Susan and David Carusi, who live on Long Island, are part of the 20-member investor group that owns The Point. Susan Carusi said Thursday that the resort was impacted by a drop-off in the luxury travel market that followed the economic downturn, but the owners strived to keep it operating at the same standards its guests had come to expect.
In the last few years, however, Carusi said the owners had been looking for someone to buy them out. She said they were willing to sell it for a price that would just cover the loan, "even if we didn't get paid back any of our money.
"At one point, they found some people who were willing to pay $9 million, which would have been a discount from what the mortgage was, but Lehman was just unwilling to do it," Carusi said.
"Unfortunately all of these potential purchasers had the same concern that the size of the Lehman loan was too high to make it a viable concern," Hutton wrote in his letter.
With no buyer on the horizon and a deferred interest payment of more than $500,000 due in February, Carusi said the owners weren't willing to sink any more money into it. They defaulted on the loan.
"Basically the amount that was due was beyond the ability of any of the investors to step up and do it," she said.
The owners can contest the foreclosure proceedings, but Hutton told the Enterprise he doesn't believe they will. Carusi said that conversation hasn't happened yet.
Not long after the foreclosure proceedings started, Lehman asked the court to name a "receiver" to oversee the property until the process is complete. Last month, state Supreme Court Judge John T. Ellis granted the request, hiring a receiver Lehman had recommended based on his experience in similar resort foreclosures in the past.
Lehman and the receiver subsequently fired Hutton's company and have now hired Denver-based Providence Hospitality Partners to run the resort. Hutton contends that neither Providence nor the receiver has the necessary experience to manage a resort with as "high standards and unique aspects" as The Point. He also said he's concerned foreclosure might drive away customers and hurt employees.

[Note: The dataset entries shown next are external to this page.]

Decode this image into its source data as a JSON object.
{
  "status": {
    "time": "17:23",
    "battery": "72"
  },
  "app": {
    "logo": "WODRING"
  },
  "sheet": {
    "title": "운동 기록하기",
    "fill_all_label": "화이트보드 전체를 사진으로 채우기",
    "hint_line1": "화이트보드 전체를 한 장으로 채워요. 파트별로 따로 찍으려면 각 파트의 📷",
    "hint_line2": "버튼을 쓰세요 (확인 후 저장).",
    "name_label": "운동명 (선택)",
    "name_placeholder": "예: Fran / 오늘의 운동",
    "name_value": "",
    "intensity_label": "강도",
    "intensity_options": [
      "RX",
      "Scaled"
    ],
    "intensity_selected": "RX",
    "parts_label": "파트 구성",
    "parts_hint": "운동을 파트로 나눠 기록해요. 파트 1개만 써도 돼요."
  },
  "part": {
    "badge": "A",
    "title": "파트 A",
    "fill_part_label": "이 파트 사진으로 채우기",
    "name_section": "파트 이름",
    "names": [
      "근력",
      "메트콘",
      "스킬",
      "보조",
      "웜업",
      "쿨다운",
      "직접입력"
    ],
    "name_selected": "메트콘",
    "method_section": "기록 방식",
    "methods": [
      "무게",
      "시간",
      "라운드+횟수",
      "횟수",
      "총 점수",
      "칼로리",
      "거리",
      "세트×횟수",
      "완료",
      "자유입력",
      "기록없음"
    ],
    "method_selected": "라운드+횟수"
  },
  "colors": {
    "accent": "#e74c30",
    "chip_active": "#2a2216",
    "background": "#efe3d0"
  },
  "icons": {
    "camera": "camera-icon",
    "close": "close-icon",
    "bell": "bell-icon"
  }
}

"I just hope that Lehman will continue to be good to them and keep them employed," Carusi said. "As a guest, I want to make sure The Point still exists in the way it has. It's very special. There's nowhere else quite like it in the United States."

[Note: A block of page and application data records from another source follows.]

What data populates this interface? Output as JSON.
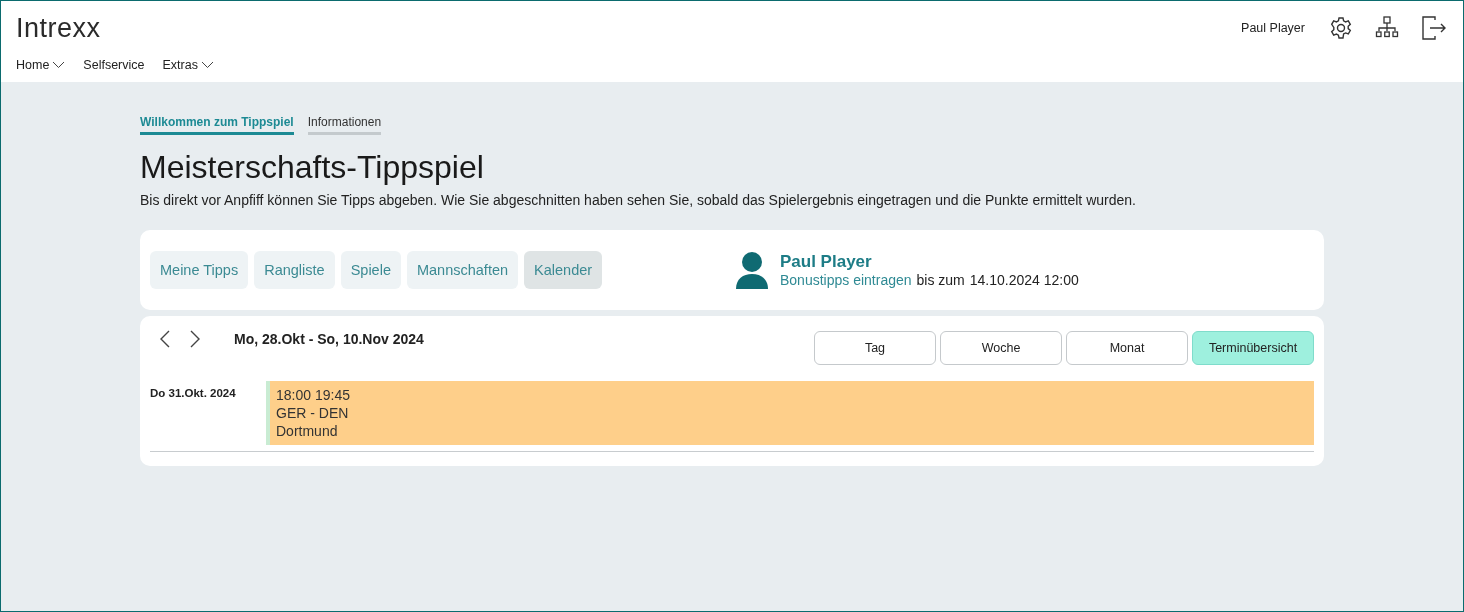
{
  "header": {
    "logo": "Intrexx",
    "user": "Paul Player",
    "menu": [
      {
        "label": "Home",
        "dropdown": true
      },
      {
        "label": "Selfservice",
        "dropdown": false
      },
      {
        "label": "Extras",
        "dropdown": true
      }
    ]
  },
  "tabs": [
    {
      "label": "Willkommen zum Tippspiel",
      "selected": true
    },
    {
      "label": "Informationen",
      "selected": false
    }
  ],
  "title": "Meisterschafts-Tippspiel",
  "intro": "Bis direkt vor Anpfiff können Sie Tipps abgeben. Wie Sie abgeschnitten haben sehen Sie, sobald das Spielergebnis eingetragen und die Punkte ermittelt wurden.",
  "nav": [
    {
      "label": "Meine Tipps",
      "selected": false
    },
    {
      "label": "Rangliste",
      "selected": false
    },
    {
      "label": "Spiele",
      "selected": false
    },
    {
      "label": "Mannschaften",
      "selected": false
    },
    {
      "label": "Kalender",
      "selected": true
    }
  ],
  "profile": {
    "name": "Paul Player",
    "link": "Bonustipps eintragen",
    "deadline_prefix": "bis zum",
    "deadline": "14.10.2024 12:00"
  },
  "calendar": {
    "range": "Mo, 28.Okt - So, 10.Nov 2024",
    "views": [
      {
        "label": "Tag",
        "selected": false
      },
      {
        "label": "Woche",
        "selected": false
      },
      {
        "label": "Monat",
        "selected": false
      },
      {
        "label": "Terminübersicht",
        "selected": true
      }
    ],
    "days": [
      {
        "date": "Do 31.Okt. 2024",
        "events": [
          {
            "time": "18:00 19:45",
            "title": "GER - DEN",
            "place": "Dortmund",
            "color": "#fecf8a"
          }
        ]
      }
    ]
  }
}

Karger says he is comfortable with the new management company, which he's worked with before, and says Hutton is just trying to incite "a public uproar" because his firm was let go, which Hutton denied.
"He's very upset, and he's been making a lot of phone calls to various places trying to talk about how the place is going to go downhill because they're not here," Karger said. "Nothing's changing with The Point. I'm still the general manager, and I'm running things at the same standard that it's always been. The only difference is the paychecks are coming from a different management company."

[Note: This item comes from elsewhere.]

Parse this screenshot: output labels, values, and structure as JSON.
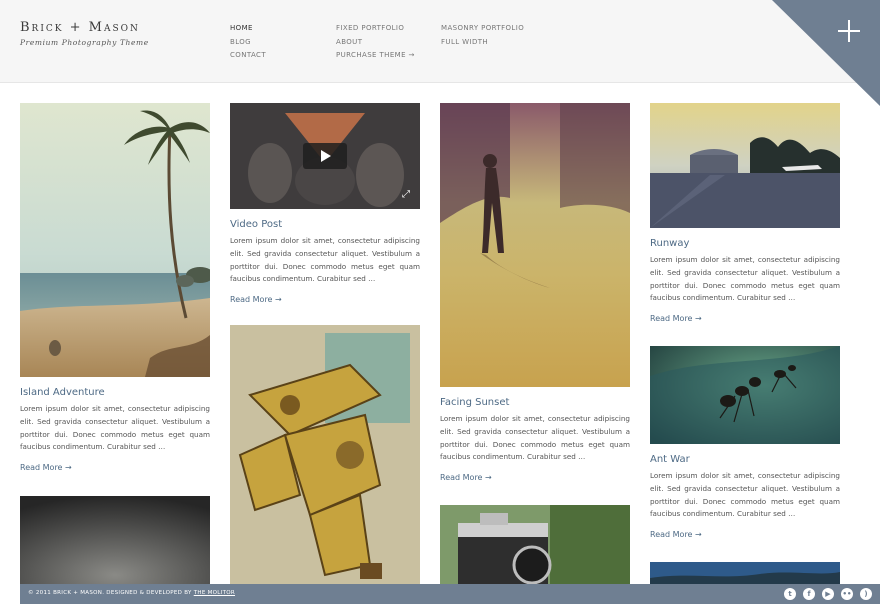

Karger said the same thing has happened with two other Everlands properties Lehman took control of, which had also been managed by Hutton's company: Bristol Bay Lodge in Alaska and Lone Mountain Ranch in Montana.
"Lehman has had them for several years now," he said. "They're not interested in closing the properties. They're not interested in selling them to the highest bidder. What they're interested in doing is keeping them running as usual until the value increases to the point where they can sell it when the economy turns around. It's the same thing with The Point."
Asked about Lehman's reported rejection of the $9 million offer from a potential buyer, Karger said it's "further proof that they're not just selling it to the highest bidder.
"There's no auction going on," he said. "If someone wants to bring in a low-ball offer, they're going to say no. They're going to make sure the property is taken care of and that someone is wiling and able to pay a decent price for the property."
Contact Chris Knight at 518-891-2600 ext. 24 or firstname.lastname@example.org.